Exploring Junos' On-Box Scripting Capabilities

Junos OS, the operating system that powers Juniper Networks' wide range of networking devices, offers a powerful feature known as on-box scripting. This feature allows network administrators to automate tasks, customize behaviors, and extract operational data from the device. This blog post will delve into the details of Junos' on-box scripting capabilities, a topic that is crucial for students studying for the JNCIS-ENT certification.

What is On-Box Scripting?

On-box scripting refers to the ability to run scripts directly on a Juniper device. These scripts can be written in SLAX, XSLT, or Python, and can be used to automate operational and configuration tasks, respond to certain events, or extract and format operational data.

SLAX and XSLT Scripts

SLAX and XSLT are XML-based scripting languages. Junos OS uses XML for its configuration and operational data, which makes these languages a natural fit for on-box scripting.

Here's an example of a simple SLAX script that displays the interfaces that are currently up:

version 1.0;

ns junos = "http://xml.juniper.net/junos/*/junos";
ns xnm = "http://xml.juniper.net/xnm/1.1/xnm";
ns jcs = "http://xml.juniper.net/junos/commit-scripts/1.0";

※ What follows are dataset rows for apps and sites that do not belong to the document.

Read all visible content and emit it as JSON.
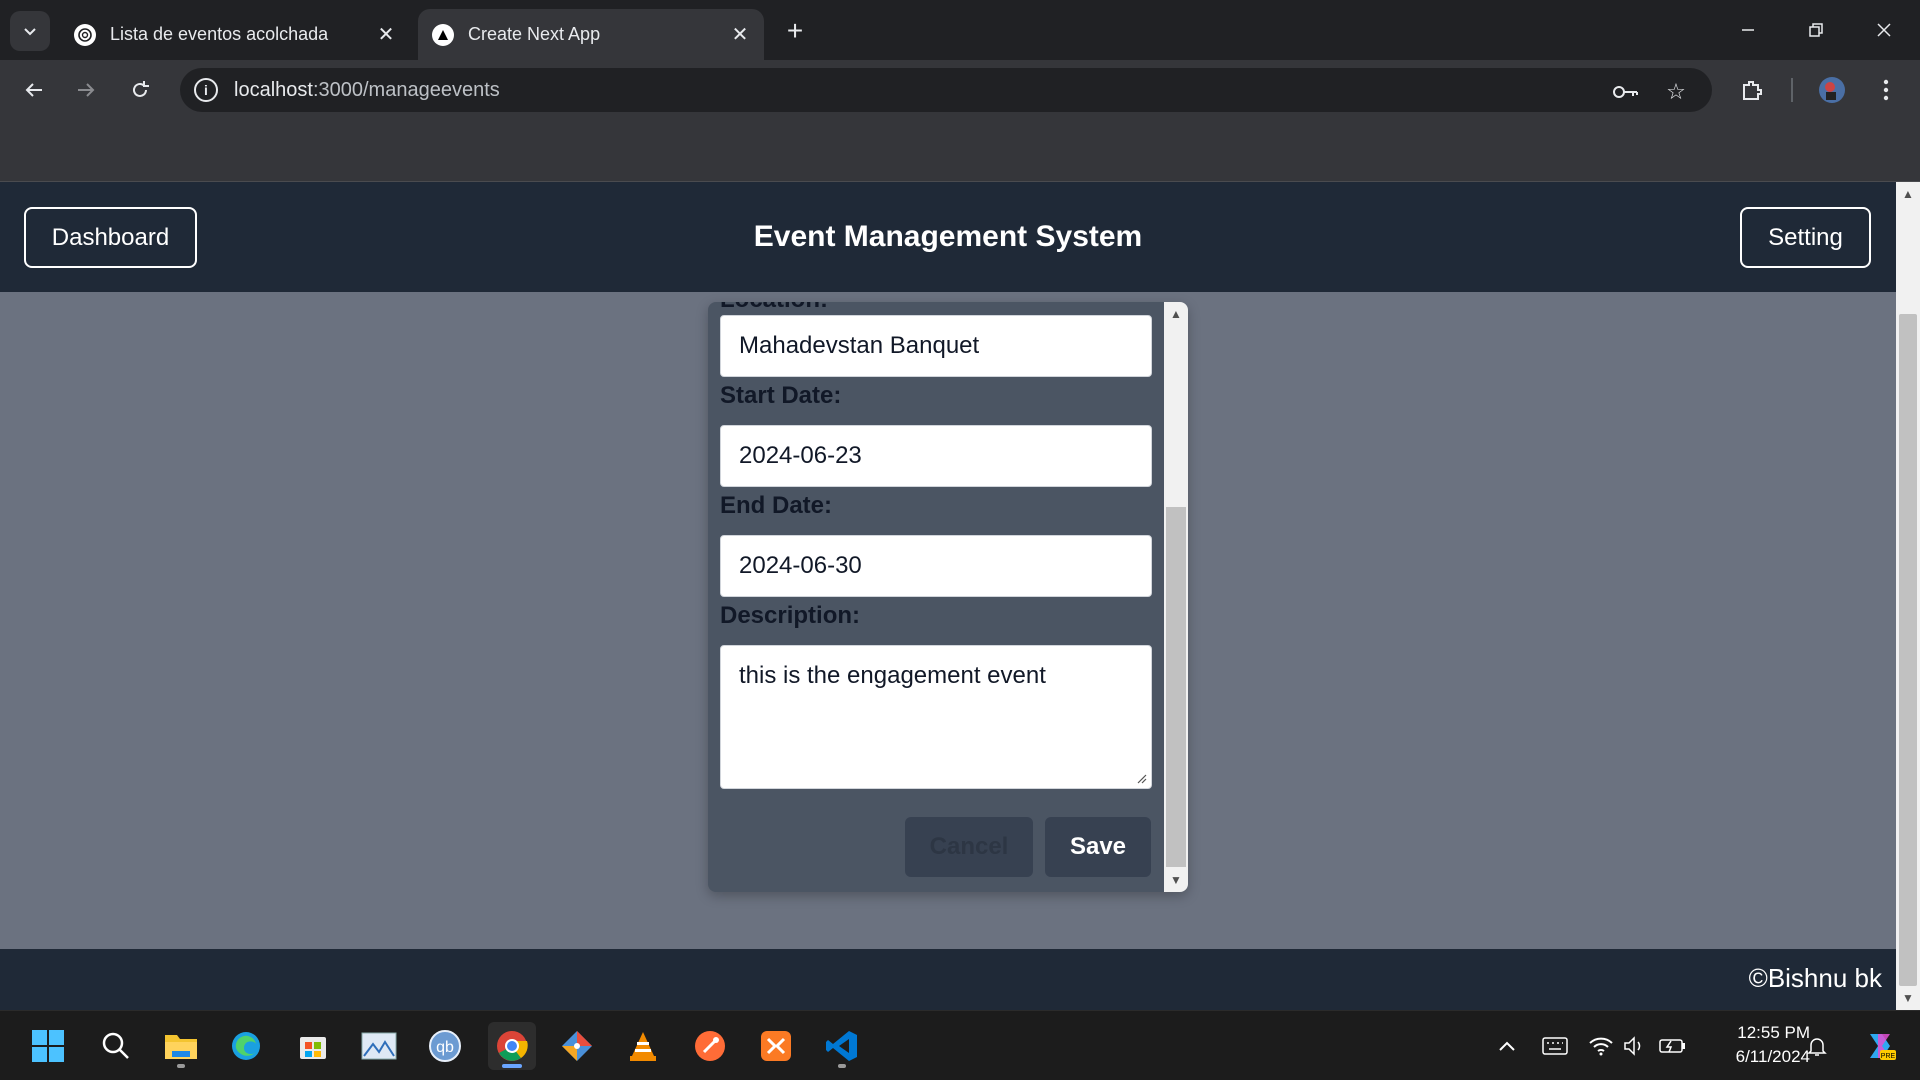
{
  "browser": {
    "tabs": [
      {
        "title": "Lista de eventos acolchada",
        "active": false
      },
      {
        "title": "Create Next App",
        "active": true
      }
    ],
    "url_host": "localhost",
    "url_path": ":3000/manageevents"
  },
  "header": {
    "dashboard_label": "Dashboard",
    "title": "Event Management System",
    "setting_label": "Setting"
  },
  "form": {
    "location_label": "Location:",
    "location_value": "Mahadevstan Banquet",
    "start_date_label": "Start Date:",
    "start_date_value": "2024-06-23",
    "end_date_label": "End Date:",
    "end_date_value": "2024-06-30",
    "description_label": "Description:",
    "description_value": "this is the engagement event",
    "cancel_label": "Cancel",
    "save_label": "Save"
  },
  "footer": {
    "text": "©Bishnu bk"
  },
  "taskbar": {
    "time": "12:55 PM",
    "date": "6/11/2024"
  },
  "colors": {
    "header_bg": "#1f2937",
    "page_bg": "#6b7280",
    "modal_bg": "#4b5563",
    "button_bg": "#374151"
  }
}
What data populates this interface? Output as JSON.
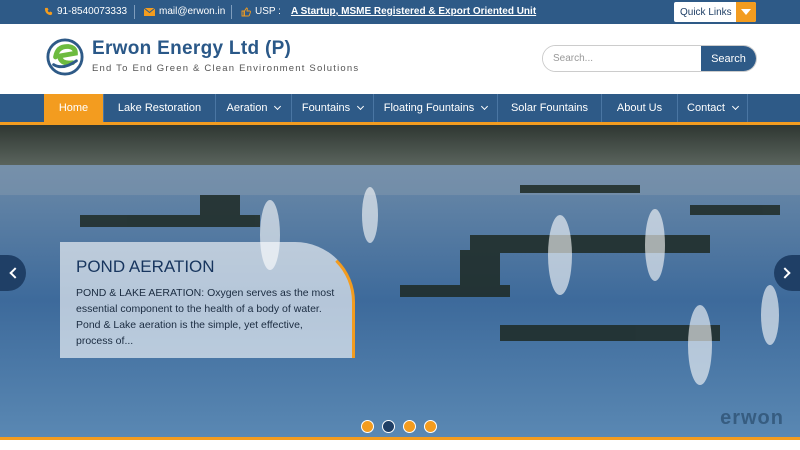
{
  "topbar": {
    "phone": "91-8540073333",
    "email": "mail@erwon.in",
    "usp_label": "USP :",
    "usp_text": "A Startup, MSME Registered & Export Oriented Unit",
    "quick_links": "Quick Links"
  },
  "header": {
    "title": "Erwon Energy Ltd (P)",
    "subtitle": "End To End Green & Clean Environment Solutions",
    "search_placeholder": "Search...",
    "search_button": "Search"
  },
  "nav": {
    "items": [
      {
        "label": "Home",
        "active": true,
        "dropdown": false
      },
      {
        "label": "Lake Restoration",
        "active": false,
        "dropdown": false
      },
      {
        "label": "Aeration",
        "active": false,
        "dropdown": true
      },
      {
        "label": "Fountains",
        "active": false,
        "dropdown": true
      },
      {
        "label": "Floating Fountains",
        "active": false,
        "dropdown": true
      },
      {
        "label": "Solar Fountains",
        "active": false,
        "dropdown": false
      },
      {
        "label": "About Us",
        "active": false,
        "dropdown": false
      },
      {
        "label": "Contact",
        "active": false,
        "dropdown": true
      }
    ]
  },
  "slider": {
    "caption_title": "POND AERATION",
    "caption_text": " POND & LAKE AERATION: Oxygen serves as the most essential component to the health of a body of water. Pond & Lake aeration is the simple, yet effective, process of...",
    "watermark": "erwon",
    "dots": 4,
    "active_dot": 1
  },
  "colors": {
    "primary": "#2e5a87",
    "accent": "#f39c1f",
    "dark": "#1f3f66"
  }
}
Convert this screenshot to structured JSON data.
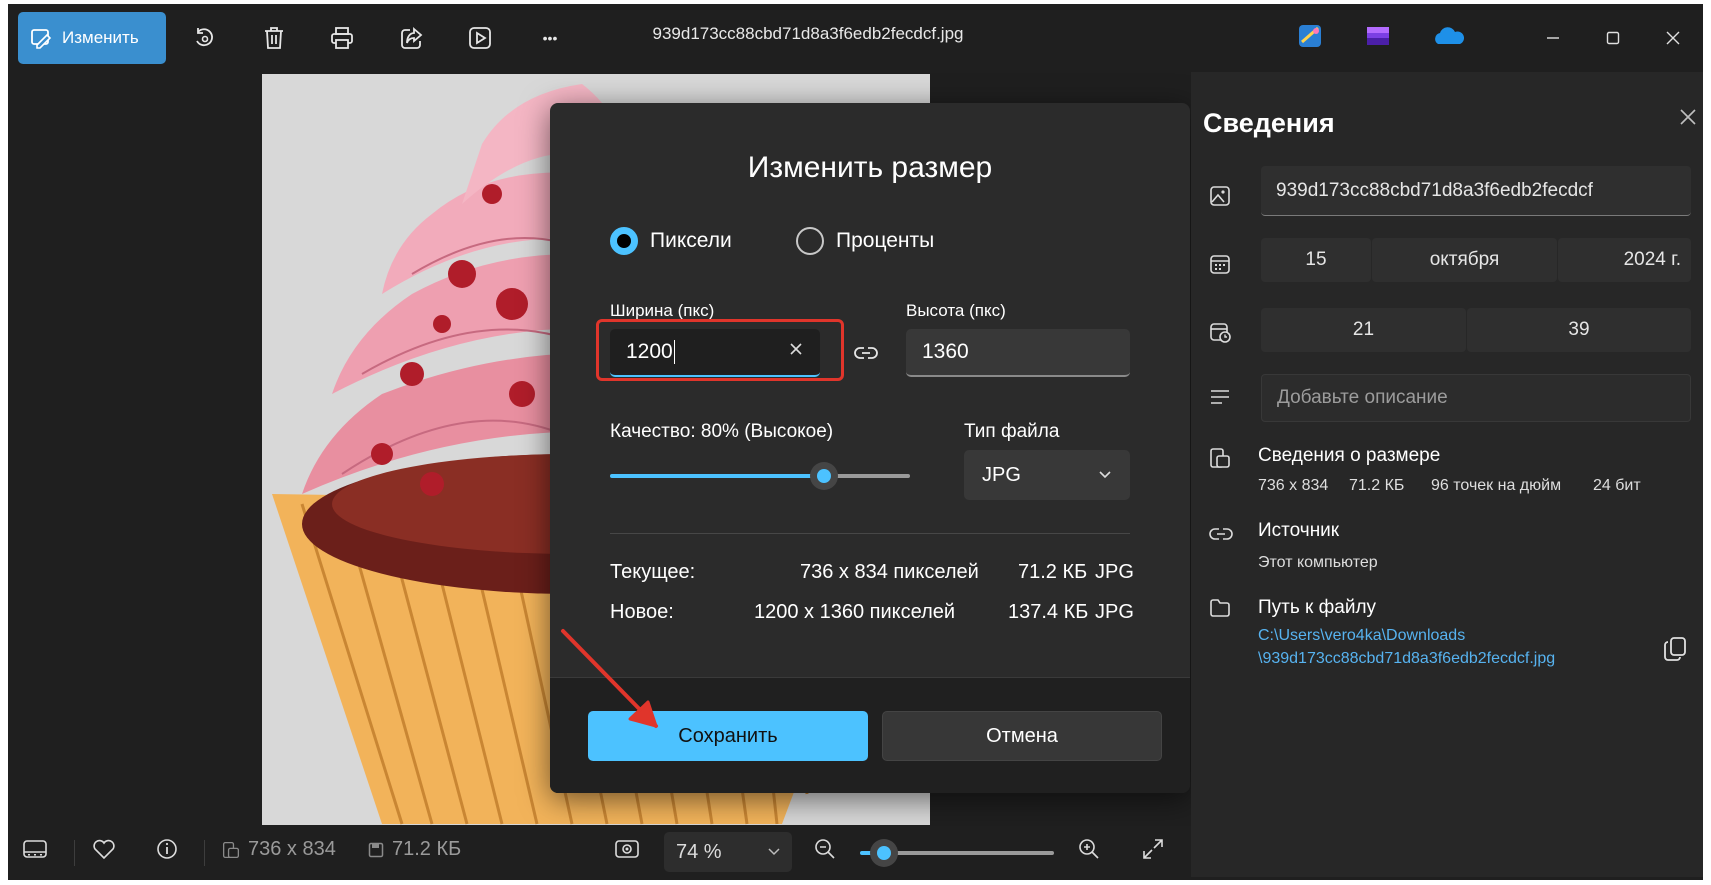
{
  "toolbar": {
    "edit_label": "Изменить",
    "file_title": "939d173cc88cbd71d8a3f6edb2fecdcf.jpg",
    "more_label": "•••"
  },
  "dialog": {
    "title": "Изменить размер",
    "radio_pixels": "Пиксели",
    "radio_percent": "Проценты",
    "width_label": "Ширина (пкс)",
    "height_label": "Высота (пкс)",
    "width_value": "1200",
    "height_value": "1360",
    "quality_label": "Качество: 80% (Высокое)",
    "quality_value": 80,
    "filetype_label": "Тип файла",
    "filetype_value": "JPG",
    "current_label": "Текущее:",
    "current_dims": "736 x 834 пикселей",
    "current_size": "71.2 КБ",
    "current_type": "JPG",
    "new_label": "Новое:",
    "new_dims": "1200 x 1360 пикселей",
    "new_size": "137.4 КБ",
    "new_type": "JPG",
    "save_label": "Сохранить",
    "cancel_label": "Отмена"
  },
  "panel": {
    "title": "Сведения",
    "filename": "939d173cc88cbd71d8a3f6edb2fecdcf",
    "date_day": "15",
    "date_month": "октября",
    "date_year": "2024 г.",
    "time_hour": "21",
    "time_minute": "39",
    "description_placeholder": "Добавьте описание",
    "size_heading": "Сведения о размере",
    "size_dims": "736 x 834",
    "size_kb": "71.2 КБ",
    "size_dpi": "96 точек на дюйм",
    "size_bits": "24 бит",
    "source_heading": "Источник",
    "source_value": "Этот компьютер",
    "path_heading": "Путь к файлу",
    "path_line1": "C:\\Users\\vero4ka\\Downloads",
    "path_line2": "\\939d173cc88cbd71d8a3f6edb2fecdcf.jpg"
  },
  "bottombar": {
    "dims": "736 x 834",
    "size": "71.2 КБ",
    "zoom": "74 %",
    "zoom_value": 74
  },
  "colors": {
    "accent": "#4cc2ff",
    "highlight": "#e0352b",
    "background": "#1f1f1f",
    "panel": "#272727",
    "dialog": "#2b2b2b"
  }
}
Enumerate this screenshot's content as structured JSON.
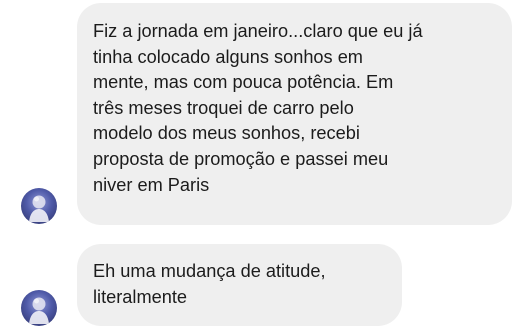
{
  "messages": [
    {
      "sender": "received",
      "lines": [
        "Fiz a jornada em janeiro...claro que eu já",
        "tinha colocado alguns sonhos em",
        "mente, mas com pouca potência. Em",
        "três meses troquei de carro pelo",
        "modelo dos meus sonhos, recebi",
        "proposta de promoção e passei meu",
        "niver em Paris"
      ]
    },
    {
      "sender": "received",
      "lines": [
        "Eh uma mudança de atitude,",
        "literalmente"
      ]
    }
  ],
  "avatar_icon": "profile-photo-icon",
  "colors": {
    "bubble": "#efefef",
    "text": "#1c1c1c",
    "background": "#ffffff"
  }
}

import "../import/junos.xsl";

match / {
    <op-script-results> {
        var $interfaces = jcs:input("show interfaces terse | match up");
        for-each ($interfaces//physical-interface[normalize-space(admin-status)='up']) {
            <interface> {
                <name> expr { name } </name>
                <admin-status> expr { admin-status } </admin-status>
                <oper-status> expr { oper-status } </oper-status>

This script uses the jcs:input function to execute the show interfaces terse | match up command and store the result in the $interfaces variable. It then loops over the physical-interface elements in the result where the admin-status is 'up', and for each such interface, it outputs an interface element with name, admin-status, and oper-status sub-elements.

Python Scripts

Starting from Junos OS 15.1, Python is also supported for on-box scripting. Python scripts have access to the Junos PyEZ library, which provides a high-level, Pythonic interface to Junos devices.

Here's the equivalent Python script for the above SLAX script:

from jnpr.junos import Device
from lxml import etree

with Device() as dev:
    interfaces = dev.rpc.get_interface_information(terse=True)
    for interface in interfaces.xpath('.//physical-interface[normalize-space(admin-status)="up"]'):
        print(etree.tostring(interface, pretty_print=True))

This script uses the Device class from the jnpr.junos module to connect to the local device. It then calls the get_interface_information method of the Device instance to execute the show interfaces terse command and store the result in the interfaces variable. It then loops over the physical-interface elements in the result where the admin-status is 'up', and for each such interface, it prints the XML representation of the interface.


On-box scripting is a powerful feature of Junos OS that can greatly simplify and automate the management of Juniper devices. Whether you prefer the XML-based SLAX and XSLT languages or the more general-purpose Python language, on-box scripting provides you with the tools to customize your device's behavior to your needs. As you prepare for your JNCIS-ENT certification, make sure to get hands-on experience with on-box scripting, as it is a key skill for any Juniper network engineer.

© Ben Jacobson.RSS